#### [Your task]
All entries should be printed precisely as written.

#### [Task input]
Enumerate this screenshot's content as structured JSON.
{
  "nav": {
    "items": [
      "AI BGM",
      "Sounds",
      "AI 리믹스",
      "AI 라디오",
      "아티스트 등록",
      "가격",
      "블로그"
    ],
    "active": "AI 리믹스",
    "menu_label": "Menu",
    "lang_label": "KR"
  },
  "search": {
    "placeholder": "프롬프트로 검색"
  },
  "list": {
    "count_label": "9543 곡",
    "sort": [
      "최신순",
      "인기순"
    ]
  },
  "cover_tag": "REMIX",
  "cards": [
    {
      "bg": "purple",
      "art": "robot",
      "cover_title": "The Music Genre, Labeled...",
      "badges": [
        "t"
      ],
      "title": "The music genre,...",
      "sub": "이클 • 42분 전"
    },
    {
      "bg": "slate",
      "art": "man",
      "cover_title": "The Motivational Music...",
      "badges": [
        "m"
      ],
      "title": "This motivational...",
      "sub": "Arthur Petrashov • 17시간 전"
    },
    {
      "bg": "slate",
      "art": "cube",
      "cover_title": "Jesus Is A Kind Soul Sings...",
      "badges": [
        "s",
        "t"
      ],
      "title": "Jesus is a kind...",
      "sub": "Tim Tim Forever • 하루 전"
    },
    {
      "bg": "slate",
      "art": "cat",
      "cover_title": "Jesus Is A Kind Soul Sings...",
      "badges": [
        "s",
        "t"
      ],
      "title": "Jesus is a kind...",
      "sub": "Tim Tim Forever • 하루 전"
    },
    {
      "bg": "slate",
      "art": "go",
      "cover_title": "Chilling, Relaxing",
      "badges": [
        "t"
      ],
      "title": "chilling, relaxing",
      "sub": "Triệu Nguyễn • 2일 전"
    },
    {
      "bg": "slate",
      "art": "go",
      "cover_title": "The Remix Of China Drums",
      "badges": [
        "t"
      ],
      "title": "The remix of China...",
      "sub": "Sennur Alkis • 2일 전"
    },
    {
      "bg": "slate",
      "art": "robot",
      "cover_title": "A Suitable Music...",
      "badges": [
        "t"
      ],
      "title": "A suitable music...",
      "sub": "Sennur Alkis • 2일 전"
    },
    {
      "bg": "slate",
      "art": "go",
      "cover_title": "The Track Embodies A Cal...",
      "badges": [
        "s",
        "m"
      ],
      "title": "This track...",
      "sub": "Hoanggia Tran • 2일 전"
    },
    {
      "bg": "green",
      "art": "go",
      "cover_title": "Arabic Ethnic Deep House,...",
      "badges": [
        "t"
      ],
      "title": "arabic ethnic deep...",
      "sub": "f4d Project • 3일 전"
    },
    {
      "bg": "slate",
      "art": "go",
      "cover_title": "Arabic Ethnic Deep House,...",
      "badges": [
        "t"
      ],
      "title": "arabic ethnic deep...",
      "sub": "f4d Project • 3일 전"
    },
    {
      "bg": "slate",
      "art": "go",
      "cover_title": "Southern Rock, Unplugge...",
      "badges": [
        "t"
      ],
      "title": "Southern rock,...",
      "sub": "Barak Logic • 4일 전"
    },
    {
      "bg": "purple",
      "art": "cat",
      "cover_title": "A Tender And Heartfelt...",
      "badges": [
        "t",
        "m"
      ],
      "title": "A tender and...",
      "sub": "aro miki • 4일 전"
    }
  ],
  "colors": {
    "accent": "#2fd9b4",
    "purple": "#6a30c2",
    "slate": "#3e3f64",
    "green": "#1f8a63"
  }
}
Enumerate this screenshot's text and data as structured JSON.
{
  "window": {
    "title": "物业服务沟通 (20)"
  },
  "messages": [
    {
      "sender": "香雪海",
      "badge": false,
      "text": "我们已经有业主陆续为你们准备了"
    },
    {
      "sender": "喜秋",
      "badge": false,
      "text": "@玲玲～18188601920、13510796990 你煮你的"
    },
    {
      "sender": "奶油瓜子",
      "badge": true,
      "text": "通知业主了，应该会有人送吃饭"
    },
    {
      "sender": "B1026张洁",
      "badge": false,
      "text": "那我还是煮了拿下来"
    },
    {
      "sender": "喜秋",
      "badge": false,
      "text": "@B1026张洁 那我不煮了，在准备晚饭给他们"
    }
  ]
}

#### [Response below]
Enumerate this screenshot's content as structured JSON.
{
  "nav": {
    "items": [
      "AI BGM",
      "Sounds",
      "AI 리믹스",
      "AI 라디오",
      "아티스트 등록",
      "가격",
      "블로그"
    ],
    "active": "AI 리믹스",
    "menu_label": "Menu",
    "lang_label": "KR"
  },
  "search": {
    "placeholder": "프롬프트로 검색"
  },
  "list": {
    "count_label": "9543 곡",
    "sort": [
      "최신순",
      "인기순"
    ]
  },
  "cover_tag": "REMIX",
  "cards": [
    {
      "bg": "purple",
      "art": "robot",
      "cover_title": "The Music Genre, Labeled...",
      "badges": [
        "t"
      ],
      "title": "The music genre,...",
      "sub": "이클 • 42분 전"
    },
    {
      "bg": "slate",
      "art": "man",
      "cover_title": "The Motivational Music...",
      "badges": [
        "m"
      ],
      "title": "This motivational...",
      "sub": "Arthur Petrashov • 17시간 전"
    },
    {
      "bg": "slate",
      "art": "cube",
      "cover_title": "Jesus Is A Kind Soul Sings...",
      "badges": [
        "s",
        "t"
      ],
      "title": "Jesus is a kind...",
      "sub": "Tim Tim Forever • 하루 전"
    },
    {
      "bg": "slate",
      "art": "cat",
      "cover_title": "Jesus Is A Kind Soul Sings...",
      "badges": [
        "s",
        "t"
      ],
      "title": "Jesus is a kind...",
      "sub": "Tim Tim Forever • 하루 전"
    },
    {
      "bg": "slate",
      "art": "go",
      "cover_title": "Chilling, Relaxing",
      "badges": [
        "t"
      ],
      "title": "chilling, relaxing",
      "sub": "Triệu Nguyễn • 2일 전"
    },
    {
      "bg": "slate",
      "art": "go",
      "cover_title": "The Remix Of China Drums",
      "badges": [
        "t"
      ],
      "title": "The remix of China...",
      "sub": "Sennur Alkis • 2일 전"
    },
    {
      "bg": "slate",
      "art": "robot",
      "cover_title": "A Suitable Music...",
      "badges": [
        "t"
      ],
      "title": "A suitable music...",
      "sub": "Sennur Alkis • 2일 전"
    },
    {
      "bg": "slate",
      "art": "go",
      "cover_title": "The Track Embodies A Cal...",
      "badges": [
        "s",
        "m"
      ],
      "title": "This track...",
      "sub": "Hoanggia Tran • 2일 전"
    },
    {
      "bg": "green",
      "art": "go",
      "cover_title": "Arabic Ethnic Deep House,...",
      "badges": [
        "t"
      ],
      "title": "arabic ethnic deep...",
      "sub": "f4d Project • 3일 전"
    },
    {
      "bg": "slate",
      "art": "go",
      "cover_title": "Arabic Ethnic Deep House,...",
      "badges": [
        "t"
      ],
      "title": "arabic ethnic deep...",
      "sub": "f4d Project • 3일 전"
    },
    {
      "bg": "slate",
      "art": "go",
      "cover_title": "Southern Rock, Unplugge...",
      "badges": [
        "t"
      ],
      "title": "Southern rock,...",
      "sub": "Barak Logic • 4일 전"
    },
    {
      "bg": "purple",
      "art": "cat",
      "cover_title": "A Tender And Heartfelt...",
      "badges": [
        "t",
        "m"
      ],
      "title": "A tender and...",
      "sub": "aro miki • 4일 전"
    }
  ],
  "colors": {
    "accent": "#2fd9b4",
    "purple": "#6a30c2",
    "slate": "#3e3f64",
    "green": "#1f8a63"
  }
}
Enumerate this screenshot's text and data as structured JSON.
{
  "window": {
    "title": "物业服务沟通 (20)"
  },
  "messages": [
    {
      "sender": "香雪海",
      "badge": false,
      "text": "我们已经有业主陆续为你们准备了"
    },
    {
      "sender": "喜秋",
      "badge": false,
      "text": "@玲玲～18188601920、13510796990 你煮你的"
    },
    {
      "sender": "奶油瓜子",
      "badge": true,
      "text": "通知业主了，应该会有人送吃饭"
    },
    {
      "sender": "B1026张洁",
      "badge": false,
      "text": "那我还是煮了拿下来"
    },
    {
      "sender": "喜秋",
      "badge": false,
      "text": "@B1026张洁 那我不煮了，在准备晚饭给他们"
    }
  ]
}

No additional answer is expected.